EXERCISE DESCRIPTION
Please find every line in the records below that contains the word "Hello", and copy it.

Start of INPUT RECORDS

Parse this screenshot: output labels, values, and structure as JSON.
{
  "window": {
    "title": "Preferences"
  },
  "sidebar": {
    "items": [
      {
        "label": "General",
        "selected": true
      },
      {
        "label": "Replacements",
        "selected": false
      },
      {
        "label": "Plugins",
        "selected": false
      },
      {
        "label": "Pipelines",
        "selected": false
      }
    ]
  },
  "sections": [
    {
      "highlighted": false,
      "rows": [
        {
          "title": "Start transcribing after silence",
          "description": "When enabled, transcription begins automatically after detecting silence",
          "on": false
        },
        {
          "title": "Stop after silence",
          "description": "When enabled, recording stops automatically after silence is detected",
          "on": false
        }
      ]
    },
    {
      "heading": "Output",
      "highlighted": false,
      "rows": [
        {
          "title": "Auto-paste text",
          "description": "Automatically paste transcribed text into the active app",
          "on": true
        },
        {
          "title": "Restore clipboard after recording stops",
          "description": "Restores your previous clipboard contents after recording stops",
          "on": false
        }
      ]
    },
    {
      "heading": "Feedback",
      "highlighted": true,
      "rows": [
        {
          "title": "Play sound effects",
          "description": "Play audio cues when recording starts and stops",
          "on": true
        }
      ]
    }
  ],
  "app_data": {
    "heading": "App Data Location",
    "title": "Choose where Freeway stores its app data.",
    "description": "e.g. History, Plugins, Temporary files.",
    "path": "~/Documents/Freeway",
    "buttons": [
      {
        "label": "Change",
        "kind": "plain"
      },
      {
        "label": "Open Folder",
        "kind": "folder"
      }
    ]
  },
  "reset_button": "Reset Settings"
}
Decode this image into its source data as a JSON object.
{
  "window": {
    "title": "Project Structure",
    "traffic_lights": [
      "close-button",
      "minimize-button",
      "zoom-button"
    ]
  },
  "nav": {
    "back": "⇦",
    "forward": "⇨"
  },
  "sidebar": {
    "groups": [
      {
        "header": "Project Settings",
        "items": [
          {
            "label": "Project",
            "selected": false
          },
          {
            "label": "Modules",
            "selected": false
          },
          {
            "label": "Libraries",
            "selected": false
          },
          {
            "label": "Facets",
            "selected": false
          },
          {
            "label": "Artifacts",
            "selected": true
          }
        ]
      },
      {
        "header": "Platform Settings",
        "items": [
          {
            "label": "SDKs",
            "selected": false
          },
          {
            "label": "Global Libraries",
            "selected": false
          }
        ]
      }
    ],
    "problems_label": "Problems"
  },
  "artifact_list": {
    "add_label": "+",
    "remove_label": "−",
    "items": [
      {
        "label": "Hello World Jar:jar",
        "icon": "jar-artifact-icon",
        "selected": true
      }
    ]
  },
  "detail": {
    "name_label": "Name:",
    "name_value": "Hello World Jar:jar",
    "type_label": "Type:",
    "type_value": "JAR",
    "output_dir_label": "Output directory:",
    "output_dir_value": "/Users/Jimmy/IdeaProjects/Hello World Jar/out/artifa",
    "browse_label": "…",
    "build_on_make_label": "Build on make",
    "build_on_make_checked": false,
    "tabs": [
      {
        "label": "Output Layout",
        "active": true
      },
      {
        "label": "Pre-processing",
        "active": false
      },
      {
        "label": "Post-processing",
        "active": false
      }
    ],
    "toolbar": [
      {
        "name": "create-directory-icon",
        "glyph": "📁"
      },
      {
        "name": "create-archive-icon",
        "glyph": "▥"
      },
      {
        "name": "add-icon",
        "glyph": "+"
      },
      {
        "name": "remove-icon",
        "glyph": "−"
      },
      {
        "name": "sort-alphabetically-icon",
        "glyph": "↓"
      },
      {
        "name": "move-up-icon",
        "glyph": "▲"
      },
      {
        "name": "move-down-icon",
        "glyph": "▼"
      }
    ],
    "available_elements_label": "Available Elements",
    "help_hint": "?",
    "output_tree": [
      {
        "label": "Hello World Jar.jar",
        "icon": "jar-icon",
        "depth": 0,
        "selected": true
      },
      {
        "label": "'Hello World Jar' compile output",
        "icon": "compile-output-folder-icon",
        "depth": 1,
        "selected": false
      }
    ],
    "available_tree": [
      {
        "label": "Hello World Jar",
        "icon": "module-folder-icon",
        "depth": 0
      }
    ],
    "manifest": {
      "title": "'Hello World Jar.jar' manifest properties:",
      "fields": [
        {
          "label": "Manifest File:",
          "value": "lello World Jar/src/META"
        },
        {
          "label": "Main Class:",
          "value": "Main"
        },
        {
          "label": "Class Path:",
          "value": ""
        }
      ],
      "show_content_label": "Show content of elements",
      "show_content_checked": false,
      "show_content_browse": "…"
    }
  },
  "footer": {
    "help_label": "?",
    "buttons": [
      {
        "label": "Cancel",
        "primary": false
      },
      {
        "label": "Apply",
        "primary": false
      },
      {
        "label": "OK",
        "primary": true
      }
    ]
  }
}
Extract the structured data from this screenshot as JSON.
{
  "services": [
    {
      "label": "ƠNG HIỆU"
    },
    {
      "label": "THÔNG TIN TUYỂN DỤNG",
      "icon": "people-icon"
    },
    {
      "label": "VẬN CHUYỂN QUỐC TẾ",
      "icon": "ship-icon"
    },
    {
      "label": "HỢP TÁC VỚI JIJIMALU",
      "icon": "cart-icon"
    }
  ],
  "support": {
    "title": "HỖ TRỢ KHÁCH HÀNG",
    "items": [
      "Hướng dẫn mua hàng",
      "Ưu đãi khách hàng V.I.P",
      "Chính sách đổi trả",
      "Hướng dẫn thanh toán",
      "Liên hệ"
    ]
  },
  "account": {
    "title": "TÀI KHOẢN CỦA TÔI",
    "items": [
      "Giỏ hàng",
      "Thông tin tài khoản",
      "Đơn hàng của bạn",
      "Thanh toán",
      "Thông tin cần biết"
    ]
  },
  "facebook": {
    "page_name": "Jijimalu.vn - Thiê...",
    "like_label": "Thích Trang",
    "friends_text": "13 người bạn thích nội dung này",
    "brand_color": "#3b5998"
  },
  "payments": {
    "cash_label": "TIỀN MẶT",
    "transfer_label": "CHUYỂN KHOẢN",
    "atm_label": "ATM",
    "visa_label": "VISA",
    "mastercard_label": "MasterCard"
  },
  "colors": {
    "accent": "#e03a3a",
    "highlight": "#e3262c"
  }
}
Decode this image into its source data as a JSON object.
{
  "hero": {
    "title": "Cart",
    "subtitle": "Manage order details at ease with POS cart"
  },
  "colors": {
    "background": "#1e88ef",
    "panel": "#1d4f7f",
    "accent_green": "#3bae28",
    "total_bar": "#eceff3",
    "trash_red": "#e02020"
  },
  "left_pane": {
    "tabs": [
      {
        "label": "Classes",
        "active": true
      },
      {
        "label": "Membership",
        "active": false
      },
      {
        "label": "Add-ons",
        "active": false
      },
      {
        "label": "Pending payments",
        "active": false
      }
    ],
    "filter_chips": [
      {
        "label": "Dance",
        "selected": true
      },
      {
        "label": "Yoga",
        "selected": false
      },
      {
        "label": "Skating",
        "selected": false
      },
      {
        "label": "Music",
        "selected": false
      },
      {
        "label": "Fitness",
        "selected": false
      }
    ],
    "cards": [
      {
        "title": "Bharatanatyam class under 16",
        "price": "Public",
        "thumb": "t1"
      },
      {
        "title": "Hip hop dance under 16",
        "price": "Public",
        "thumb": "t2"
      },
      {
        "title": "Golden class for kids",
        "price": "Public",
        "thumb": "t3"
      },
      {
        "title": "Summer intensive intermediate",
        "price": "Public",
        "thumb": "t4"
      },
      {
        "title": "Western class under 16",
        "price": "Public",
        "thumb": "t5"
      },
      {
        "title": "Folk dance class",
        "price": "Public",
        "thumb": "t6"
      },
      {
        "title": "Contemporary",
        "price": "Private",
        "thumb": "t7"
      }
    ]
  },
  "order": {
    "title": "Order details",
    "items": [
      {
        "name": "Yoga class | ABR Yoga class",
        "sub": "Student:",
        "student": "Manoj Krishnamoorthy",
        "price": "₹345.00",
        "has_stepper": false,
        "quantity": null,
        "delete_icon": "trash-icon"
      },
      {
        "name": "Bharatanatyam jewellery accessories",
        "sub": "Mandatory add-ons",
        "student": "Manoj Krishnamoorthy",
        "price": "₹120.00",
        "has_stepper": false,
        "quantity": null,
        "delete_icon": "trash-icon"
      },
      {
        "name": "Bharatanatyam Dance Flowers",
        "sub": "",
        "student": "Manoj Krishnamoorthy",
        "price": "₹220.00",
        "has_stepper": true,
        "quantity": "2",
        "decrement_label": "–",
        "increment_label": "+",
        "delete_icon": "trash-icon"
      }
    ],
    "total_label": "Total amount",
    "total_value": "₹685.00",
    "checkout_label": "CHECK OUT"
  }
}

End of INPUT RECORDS

EXERCISE OUTPUT
        "label": "Hello World Jar:jar",
    "name_value": "Hello World Jar:jar",
    "output_dir_value": "/Users/Jimmy/IdeaProjects/Hello World Jar/out/artifa",
        "label": "Hello World Jar.jar",
        "label": "'Hello World Jar' compile output",
        "label": "Hello World Jar",
      "title": "'Hello World Jar.jar' manifest properties:",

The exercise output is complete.